I hate going to cbssports.com because they seem to be the epicenter of the State-baiters universe. I cuss anytime someone posts a link without ample warning and I open something by Doyel, Parrish, Goodman, or Davis. I would bet money that Doyel the Head Troll has passed onto his co-workers that the key to many mouse clicks is to chum the internet waters looking for gullible State fans.
But buried among the rubbish at CBS is the one bracket expert worth my time to read…Jerry Palm (formerly of collegerpi.com). Palm has “simplified” his blog since moving to CBS, which should broaden his appeal to the casual fan. By simplified, I mean that he doesn’t go as deep into the numbers and methodology behind his picks at CBS as he did at collegerpi.com. Anyone that explains the differences that he found with the official NCAA calculations and his own has earned my respect for thoroughness, desire for accuracy, and transparency. (Some things he got the NCAA to correct and the rest he had to change so that his calculations match the NCAA’s.) So Jerry Palm gets my highest recommendation along with The Dance Card.
Now after that lengthy introduction, I want to point a certain portion of the NC State fan base towards a recent article that Palm did on the NCAAT Selection Process.
The opening sentence is especially enlightening:
I had the pleasure of attending my fourth NCAA media mock selection committee meeting in Indianapolis the last couple of days and we were given an inside look at the processes and procedures the real committee goes through to select, seed and bracket the field.
The point here is that over the last several years, the NCAA has made an effort to explain their selection process to the media to overcome the annual claims of bias and back-room deals.
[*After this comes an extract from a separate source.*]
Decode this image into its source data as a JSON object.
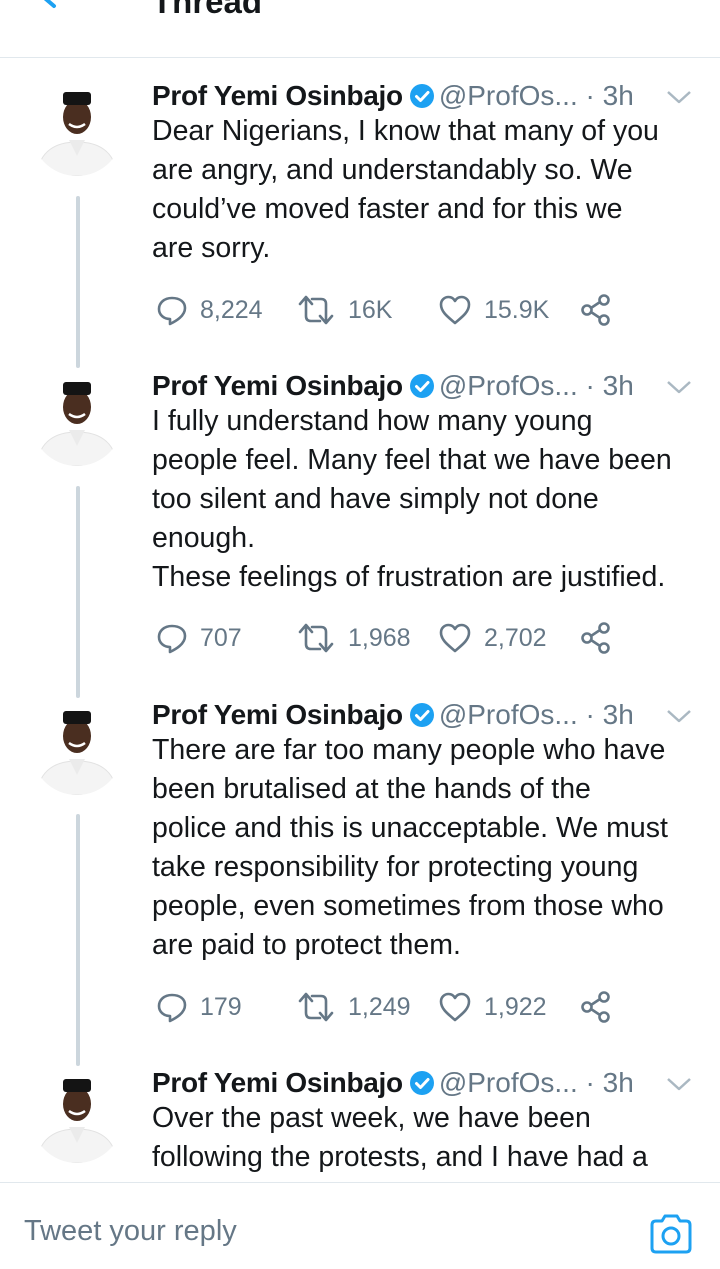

Of course no theoretical exercise is going to mean that everyone will agree with their final selections. But once you understand the process, you can generally figure out why the Committee picked a, b, and c and didn’t pick x, y, and z. An occasional head-scratcher doesn’t prove that there was some sordid conspiracy.
While I’m talking to the tin-hat folks, I want to address the annual claims of bias by the NCAA (or CBS or ESPN) that would always favor the Blues because of “finances”. This claim (made every year including this one) is absurd for several different reasons. First, the money that the NCAA will receive is set by contract for many years at a time. The NCAAT is a national event and most of the spectators (and thus eyeballs in front of TV sets) couldn’t care less about either Duke or UNC. Bottom line: there is no financial penalty or advantage for the NCAA to favor any given school in the selection or seeding process.
Finally, the NCAA Selection Committee is made up of athletic directors and conference commissioners from around the country…not some nameless, faceless group of bozos from the NCAA basement in Indianapolis. What possible motive would they have to bias their decisions based solely on a school’s reputation as opposed to the team’s actual performance THIS year?
Scanning back to the start of this section just earned a “WOW”. That certainly turned into a longer rabbit trail than I had planned. Let’s move on to the most important part of Palm’s article for the majority of State fans:
I would say that our committee was unanimous in that it was very difficult to find 36 worthy at-large teams.
This statement is important because it means that any bubble team that takes some big, positive steps forward can move ahead of the rest of the rabble. There is no doubt that State still has some possibilities left…but ability is a completely different issue.
In the real pic, Mr Wolf is holding up one finger (not the middle one) and thus tied in nicely with my title. However, he is being cropped by WordPress and I can’t figure out why. Down-sizing him three times didn’t change anything and I’m giving up.